Our family is our most important asset, yet we often overlook ways to protect our loved ones and their future. Here are 5 ways to help your family thrive in good times, and when things get difficult:
- Maintain a substantial rainy day fund. People change jobs with greater frequency these days than ever before, and not always as a result of their choosing. It makes great sense to fund an account that can be tapped in times of great need. A good rule of thumb is to maintain a fund worth three months of your current salary. Think of it as your “Wealth Savings Account” when something unforeseen occurs.
- Get enough insurance. But how do you know how much you need. Consider finding out one of your highest priorities. How would your sudden death, or disability, impact your family? What if someone gets hurt on your property and sues you? Are your protected? Is your health insurance plan in tune with your family’s needs? There are far more important questions that need to be answered, and there are available coverages to meet just about any need.
- Save for college. Whether you use a 529 Plan, or Coverdell Education Savings Account, or other tax advantaged plans, the reality is that you can save you and your family a great deal of stress, and loan interest, if you start saving now. But it’s also important to have a game plan for funding higher education and knowing how much, and where, to save. If you have kids, this should be a very high priority.
- Invest for your goals. Goals-based investing is catching fire because people tend to appreciate the concept of savings more if they believe it has a specific purpose. Sure, there’s education and retirement savings strategies and accounts, but how about trip planning, and holiday spending? Or saving for a new car? I’m sure you can think of many reasons to save. Think about establishing an account and investment strategy for each goal you have.
- Invest for retirement even if you don’t get a company match. Financial security in retirement is your responsibility, and it is expected that employers will continue to diminish their contributions to your cause. Know your tax-deductible limits and strive to get as close to them as possible. If your company matches your contribution, great. And don’t forget to contribute to a spousal IRA if one of you is staying at home with kids.

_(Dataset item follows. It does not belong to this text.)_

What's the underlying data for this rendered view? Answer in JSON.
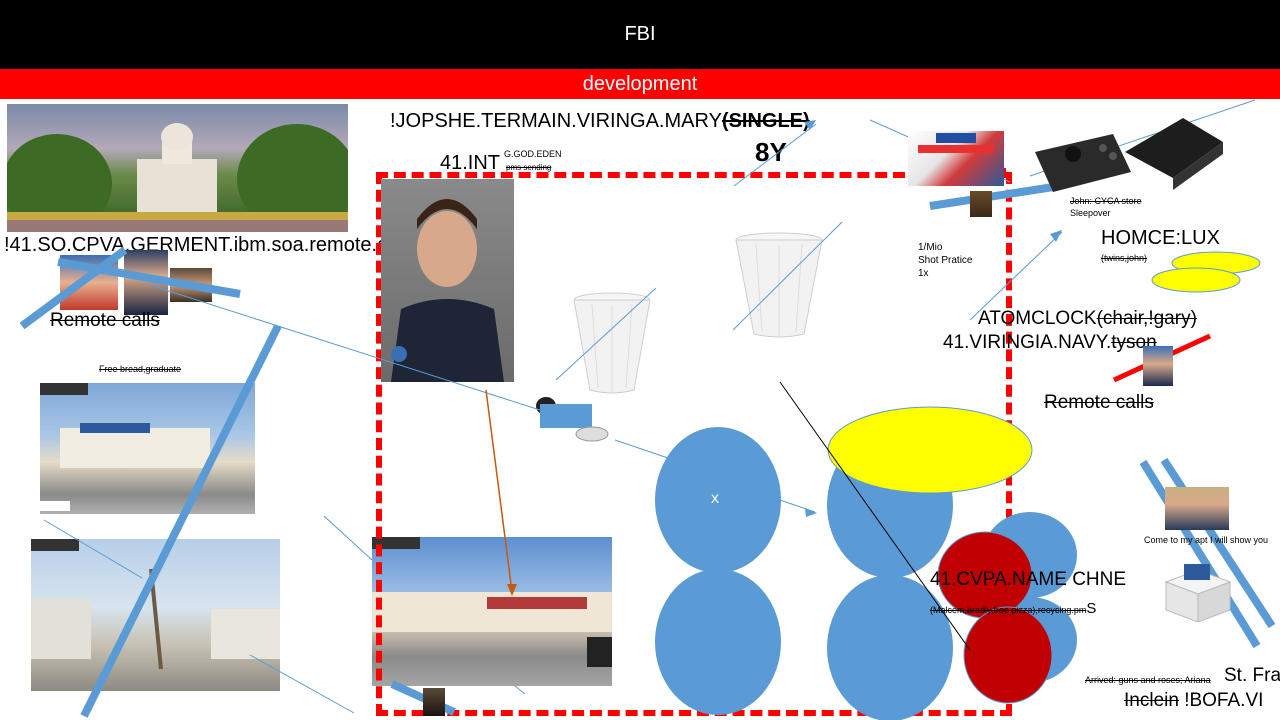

If you would like to take the time to review these and other issues with us in a complimentary, no obligation consultation, please contact us at (855) 786-9584, Option 1 or email us at firstname.lastname@example.org.